[Listed records Boundary: Start]
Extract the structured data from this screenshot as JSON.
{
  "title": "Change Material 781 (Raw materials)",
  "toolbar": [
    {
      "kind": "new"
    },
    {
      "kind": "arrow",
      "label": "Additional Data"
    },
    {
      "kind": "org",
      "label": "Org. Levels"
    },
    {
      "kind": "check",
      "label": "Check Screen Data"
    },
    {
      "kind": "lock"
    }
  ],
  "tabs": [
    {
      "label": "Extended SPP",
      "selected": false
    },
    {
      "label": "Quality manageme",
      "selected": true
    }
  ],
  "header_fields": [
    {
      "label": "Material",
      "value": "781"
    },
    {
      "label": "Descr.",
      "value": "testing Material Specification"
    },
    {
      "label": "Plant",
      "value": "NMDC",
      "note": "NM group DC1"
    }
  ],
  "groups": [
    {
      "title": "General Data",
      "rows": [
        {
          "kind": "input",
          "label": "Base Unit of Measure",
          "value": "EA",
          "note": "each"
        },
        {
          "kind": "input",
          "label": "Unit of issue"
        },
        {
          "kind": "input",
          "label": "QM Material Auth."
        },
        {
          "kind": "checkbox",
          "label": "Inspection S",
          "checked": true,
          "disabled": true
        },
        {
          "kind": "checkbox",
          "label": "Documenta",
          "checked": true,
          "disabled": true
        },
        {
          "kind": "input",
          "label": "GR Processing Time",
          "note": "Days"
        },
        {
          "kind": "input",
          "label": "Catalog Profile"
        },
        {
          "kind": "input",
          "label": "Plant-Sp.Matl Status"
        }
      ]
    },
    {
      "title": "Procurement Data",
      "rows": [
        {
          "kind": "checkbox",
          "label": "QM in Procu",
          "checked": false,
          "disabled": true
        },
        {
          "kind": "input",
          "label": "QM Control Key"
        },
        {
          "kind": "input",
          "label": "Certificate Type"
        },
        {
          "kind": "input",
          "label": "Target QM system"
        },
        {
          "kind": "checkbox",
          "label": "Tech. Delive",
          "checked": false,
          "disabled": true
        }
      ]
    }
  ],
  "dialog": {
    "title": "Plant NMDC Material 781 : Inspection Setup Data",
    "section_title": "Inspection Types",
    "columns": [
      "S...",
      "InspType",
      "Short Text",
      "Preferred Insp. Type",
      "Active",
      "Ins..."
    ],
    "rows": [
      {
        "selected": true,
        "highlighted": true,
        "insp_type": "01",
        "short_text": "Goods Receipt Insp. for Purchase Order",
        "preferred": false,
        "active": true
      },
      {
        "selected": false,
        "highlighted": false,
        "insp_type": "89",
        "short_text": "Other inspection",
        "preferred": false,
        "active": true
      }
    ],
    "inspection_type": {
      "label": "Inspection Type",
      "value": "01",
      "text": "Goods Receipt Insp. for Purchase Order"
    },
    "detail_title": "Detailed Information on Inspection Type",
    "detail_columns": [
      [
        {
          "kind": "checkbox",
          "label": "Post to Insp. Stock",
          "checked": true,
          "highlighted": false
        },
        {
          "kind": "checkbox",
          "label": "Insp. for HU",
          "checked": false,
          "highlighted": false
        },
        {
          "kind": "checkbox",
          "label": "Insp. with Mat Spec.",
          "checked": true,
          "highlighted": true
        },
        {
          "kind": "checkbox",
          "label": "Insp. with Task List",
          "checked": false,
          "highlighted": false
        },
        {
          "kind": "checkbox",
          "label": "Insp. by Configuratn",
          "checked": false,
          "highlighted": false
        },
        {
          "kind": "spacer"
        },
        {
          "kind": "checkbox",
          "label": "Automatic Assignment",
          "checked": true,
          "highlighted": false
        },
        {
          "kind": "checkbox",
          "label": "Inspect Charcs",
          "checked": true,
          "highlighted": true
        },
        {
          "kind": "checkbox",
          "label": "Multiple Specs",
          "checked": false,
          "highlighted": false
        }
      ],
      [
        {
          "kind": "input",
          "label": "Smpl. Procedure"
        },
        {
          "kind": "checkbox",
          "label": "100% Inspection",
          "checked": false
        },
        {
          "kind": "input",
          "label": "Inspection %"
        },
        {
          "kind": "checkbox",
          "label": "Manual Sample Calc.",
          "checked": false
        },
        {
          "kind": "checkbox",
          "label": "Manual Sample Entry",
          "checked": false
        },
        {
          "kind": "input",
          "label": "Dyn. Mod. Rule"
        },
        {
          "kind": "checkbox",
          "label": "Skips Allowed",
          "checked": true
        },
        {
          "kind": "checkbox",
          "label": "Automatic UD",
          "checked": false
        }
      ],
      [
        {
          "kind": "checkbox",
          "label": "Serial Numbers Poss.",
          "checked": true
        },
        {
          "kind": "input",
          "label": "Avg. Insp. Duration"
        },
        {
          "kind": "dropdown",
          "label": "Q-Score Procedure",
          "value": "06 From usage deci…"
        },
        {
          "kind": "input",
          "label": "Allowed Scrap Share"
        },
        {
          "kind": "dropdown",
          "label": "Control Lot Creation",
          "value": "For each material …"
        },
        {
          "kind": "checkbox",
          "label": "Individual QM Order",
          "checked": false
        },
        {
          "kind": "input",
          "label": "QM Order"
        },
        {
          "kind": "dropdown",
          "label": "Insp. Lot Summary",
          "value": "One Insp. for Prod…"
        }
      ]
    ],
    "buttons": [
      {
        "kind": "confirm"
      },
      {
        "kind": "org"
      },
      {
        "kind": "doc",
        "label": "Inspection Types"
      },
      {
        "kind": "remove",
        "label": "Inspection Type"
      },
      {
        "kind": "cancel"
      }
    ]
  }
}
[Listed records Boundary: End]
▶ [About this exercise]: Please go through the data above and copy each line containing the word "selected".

▶ [Output]:
      "selected": false
      "selected": true
        "selected": true,
        "selected": false,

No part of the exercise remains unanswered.